The xPL Project is a community driven effort, therefore most of our tools are released under the GPL or LGPL. In most cases, commercial use of components and source code is okay, however you should check the details of each tool that you wish to use.

We have development tools for the following platforms:


Windows C++ SDK

Freeware C++ Software Development Kit to aid the creation of xPL-enabled applications and services for Windows. Includes full source code and documentation. The SDK can be downloaded from the xPLMonkey website.

.NET Framework DLL

If you are developing applications in the Microsoft .NET environment, then the XPL Library for .NET allows you to add XPL functionality to your application in a matter of minutes.

The library contains strong support for all the xPL nuts and bolts (heartbeats, configuration, fragmentation, etc.) encapsulated in an easy API that is well documented using the Visual Studio documentation tools (IntelliSense and xml commenst).

The .NET Library is maintained by Thijs Schreijer.

ActiveX for VB or Delphi

Tony Tofts wrote an ActiveX Control to enable Visual Basic or Delphi programmers to easily add xPL functionality to their applications.

This control is now maintained by Ian Lowe and can be downloaded from this wiki. More details can be found Here

Java/Multi-platform Environment

xPL4Java - xPL4Java is a full xPL implementation for Java. It supports easy creation of xPL "devices", reading/parsing/sending of xPL messages, lots of help to hide most of the details of dealing with the xPL protocol, but easy access to the lowest-level stuff if you want it.

xPL4Java includes complete support for the xPL configuration protocol, a vendor plugin file reader to help read information on how to control other xPL devices, a device tracker service that allows you to easily enumerate and collect information on all xPL devices on the network, full source code, fully documented Javadocs for the API and a number of examples showing simple and more complex uses of the API.
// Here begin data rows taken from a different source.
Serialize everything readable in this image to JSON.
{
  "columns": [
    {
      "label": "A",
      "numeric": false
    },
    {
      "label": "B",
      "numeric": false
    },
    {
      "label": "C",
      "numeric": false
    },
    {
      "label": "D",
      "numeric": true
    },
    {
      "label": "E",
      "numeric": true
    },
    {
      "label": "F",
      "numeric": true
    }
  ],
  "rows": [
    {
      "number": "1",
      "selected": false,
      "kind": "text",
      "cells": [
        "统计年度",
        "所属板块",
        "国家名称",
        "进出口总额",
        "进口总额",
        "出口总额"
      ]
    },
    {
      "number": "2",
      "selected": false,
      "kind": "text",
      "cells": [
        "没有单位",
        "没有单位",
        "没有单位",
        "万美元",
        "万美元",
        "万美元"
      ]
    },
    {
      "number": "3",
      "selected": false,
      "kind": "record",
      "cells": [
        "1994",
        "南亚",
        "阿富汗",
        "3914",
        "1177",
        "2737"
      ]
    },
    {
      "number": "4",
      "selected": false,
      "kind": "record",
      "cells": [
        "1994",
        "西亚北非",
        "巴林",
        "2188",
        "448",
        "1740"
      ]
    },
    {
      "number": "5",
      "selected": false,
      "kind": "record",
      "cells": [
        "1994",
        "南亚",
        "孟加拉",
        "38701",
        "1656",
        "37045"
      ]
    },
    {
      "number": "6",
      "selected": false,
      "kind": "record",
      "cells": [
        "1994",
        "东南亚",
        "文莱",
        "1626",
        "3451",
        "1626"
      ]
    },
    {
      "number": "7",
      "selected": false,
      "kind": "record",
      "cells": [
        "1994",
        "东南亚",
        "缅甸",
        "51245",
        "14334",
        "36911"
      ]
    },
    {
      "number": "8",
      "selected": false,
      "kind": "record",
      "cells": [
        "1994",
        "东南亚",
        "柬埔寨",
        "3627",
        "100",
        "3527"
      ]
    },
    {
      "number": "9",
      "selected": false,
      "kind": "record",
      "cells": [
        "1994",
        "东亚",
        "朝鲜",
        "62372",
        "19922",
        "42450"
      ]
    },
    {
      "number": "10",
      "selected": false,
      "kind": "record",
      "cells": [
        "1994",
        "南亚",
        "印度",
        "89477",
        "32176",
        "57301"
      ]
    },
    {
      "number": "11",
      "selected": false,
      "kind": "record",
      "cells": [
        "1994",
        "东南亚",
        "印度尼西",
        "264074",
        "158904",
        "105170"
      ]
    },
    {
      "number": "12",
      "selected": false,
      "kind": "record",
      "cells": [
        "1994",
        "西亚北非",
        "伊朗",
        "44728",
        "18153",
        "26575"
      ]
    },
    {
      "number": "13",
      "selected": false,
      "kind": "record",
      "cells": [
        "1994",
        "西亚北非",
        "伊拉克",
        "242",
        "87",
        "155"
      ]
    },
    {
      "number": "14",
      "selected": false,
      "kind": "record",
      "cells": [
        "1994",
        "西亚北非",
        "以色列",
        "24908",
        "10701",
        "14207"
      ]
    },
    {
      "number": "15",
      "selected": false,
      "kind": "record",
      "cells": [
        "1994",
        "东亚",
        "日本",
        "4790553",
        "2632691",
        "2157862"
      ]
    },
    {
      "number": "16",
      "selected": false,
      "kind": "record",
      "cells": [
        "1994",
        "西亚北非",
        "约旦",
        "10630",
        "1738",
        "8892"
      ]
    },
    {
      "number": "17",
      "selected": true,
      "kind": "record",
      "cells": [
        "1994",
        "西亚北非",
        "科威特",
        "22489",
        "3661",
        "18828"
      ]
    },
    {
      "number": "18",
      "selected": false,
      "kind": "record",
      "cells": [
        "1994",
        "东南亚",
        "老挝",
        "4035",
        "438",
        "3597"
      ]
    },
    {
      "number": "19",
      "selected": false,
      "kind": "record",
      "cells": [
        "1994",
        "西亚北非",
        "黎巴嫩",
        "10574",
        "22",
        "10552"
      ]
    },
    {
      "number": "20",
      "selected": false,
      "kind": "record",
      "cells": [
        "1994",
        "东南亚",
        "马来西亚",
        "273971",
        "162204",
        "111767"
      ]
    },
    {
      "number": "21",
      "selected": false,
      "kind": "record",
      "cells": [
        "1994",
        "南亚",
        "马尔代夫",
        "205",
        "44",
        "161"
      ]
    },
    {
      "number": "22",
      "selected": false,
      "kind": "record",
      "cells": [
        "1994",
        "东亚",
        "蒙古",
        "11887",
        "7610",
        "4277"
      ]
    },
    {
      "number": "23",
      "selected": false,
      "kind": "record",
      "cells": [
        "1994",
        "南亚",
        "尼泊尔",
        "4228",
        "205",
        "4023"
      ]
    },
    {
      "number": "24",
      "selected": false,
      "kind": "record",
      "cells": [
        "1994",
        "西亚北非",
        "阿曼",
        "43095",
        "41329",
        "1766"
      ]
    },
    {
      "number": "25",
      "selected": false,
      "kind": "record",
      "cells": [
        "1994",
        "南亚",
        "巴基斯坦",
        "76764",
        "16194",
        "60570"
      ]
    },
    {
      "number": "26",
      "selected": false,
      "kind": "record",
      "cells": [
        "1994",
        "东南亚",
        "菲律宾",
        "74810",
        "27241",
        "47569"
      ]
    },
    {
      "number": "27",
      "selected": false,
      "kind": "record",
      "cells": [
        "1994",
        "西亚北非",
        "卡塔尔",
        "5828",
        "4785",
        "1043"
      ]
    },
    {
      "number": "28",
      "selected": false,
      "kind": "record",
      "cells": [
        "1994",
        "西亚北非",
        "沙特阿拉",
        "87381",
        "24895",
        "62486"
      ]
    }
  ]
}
In addition to being an xPL framework, xPL4Java offers a server environment for xPL4Java based modules (or plugins) to live in. This allows multiple xPL4Java applications, device drivers and services to share a common JVM instance on a computer. Full management of the modules and dynamic automatic installation of new modules are just a few of the features available.

XPE XPE is the "xPL Plugin Editor" -- a tool designed to help create vendor plugin files for your xPL enabled devices. Plugin files allow user applications (like xPLHAL and DCM) to "learn" about new xPL devices and lets the user application offer meaningful commands in plain english. XPE helps you create these files and insures the resultant files are compliant with the Vendor Plugin file spec.

XPE is written in Java and should run on any platform with a Java 1.5 or later install.

Linux C++ Framework

Linux/Unix C (non++) Framework

xPLLib - xPLLib is a C library that should compile on most unix-like systems (linux, Solaris, MacOSX, etc) that provides a complete implementation of the xPL protocol. It allows you to keep a high level view of the xPL network with xPLLib doing most of the grunt work or lets you dive down as close to the wire as you need to get. xPLLib includes full support for the xPL configuration protocol, making it easy to create remotely configurable xPL devices and applications.

xPLLib is frugal with memory use and tested extensively for memory leaks (none found yet). xPLLibs API has been designed to make integrating xPLLib into an existing application as easy as possible. There are at least three different ways you can integarte xPL into the "main loop" of your code (it works very well with more event driven apps too) -- pick the way that is most natural. Of course, it's also very easy to create brand new apps with xPL Lib.

xPLLib comes with all source code, documentation (not thorough yet, but growing) and example programs showing how to use the features available in xPLLib.

xPL Toolkits for Perl

This xPL ToolKit for Perl provides you with the core building blocks needed to create an xPL environment entirely using Perl, including an xPL Hub, a monitor, and a sender which can run either as a command-line tool, or as a CGI script on a web server.

Mark Hindess has also developed a xPL Perl API intended to run on Linux platforms. A Debian installer package is available for download and provides an extensive set of tools for developing xPL applications in Perl. This system has been successfully installed on Mac OS X.

xPL Toolkit for Python

The xPL Toolkit for Python is a collection of utilities designed to help developers write xPL-enabled applications using the Python programming language


Various tools for sending, logging and monitoring xPL messages can be found on the xPL Applications page.

Platform Specific arrangements

For some platforms there are specific agreements for shared settings etc. If you intend to develop, please take notice and try to stay aligned. The details can be found on the Platform Specifics page


This page was last modified on 19 August 2011, at 20:17. This page has been accessed 30,103 times.